Review: When bands hit album four, two things can happen - or three. Some suffer from a crisis of creativity, opting to regurgitate or, worse still, stagnate. Others opt for reinvention, with as many getting it right as going well off-piste, alienating faithful fans in the process. The lucky ones, meanwhile, hit the nail on the head with their most accomplished and complete work to date. Consider Frankie Cosmos among the lucky ones, then, not that luck had much to do with it. Recorded in their New York hometown, everything about the record feels comfortable in that there's nothing forced, and yet it engages and grabs from the off. Lilting, lo-fi rock 'n' roll odes to love, life and the genre itself, anyone who's ever wondered what Cate Le Bon might sound like having a pancake breakfast with The Orielles should grab a seat at this table.

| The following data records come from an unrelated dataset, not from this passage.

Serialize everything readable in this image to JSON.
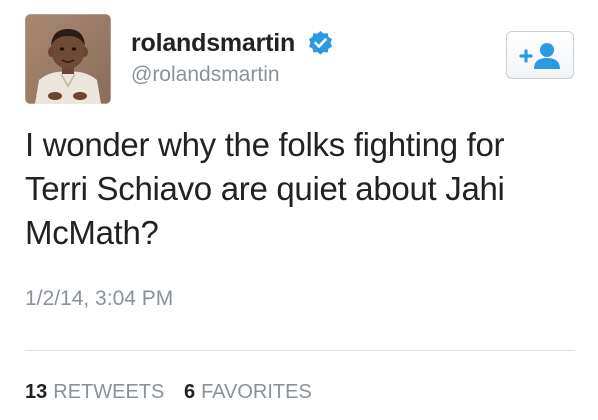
{
  "user": {
    "display_name": "rolandsmartin",
    "handle": "@rolandsmartin",
    "verified": true,
    "avatar_icon": "childhood-portrait-photo",
    "verified_icon": "verified-badge-icon",
    "verified_color": "#2a9be0"
  },
  "follow_button": {
    "icon": "follow-user-icon",
    "glyph": "+",
    "color": "#2a9be0"
  },
  "tweet": {
    "lines": [
      "I wonder why the folks fighting for",
      "Terri Schiavo are quiet about Jahi",
      "McMath?"
    ],
    "timestamp": "1/2/14, 3:04 PM"
  },
  "stats": {
    "retweets_count": "13",
    "retweets_label": "RETWEETS",
    "favorites_count": "6",
    "favorites_label": "FAVORITES"
  }
}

… Read more
Artikel 1 bis 50 von 181 auf Seite 1 von 4 anzeigen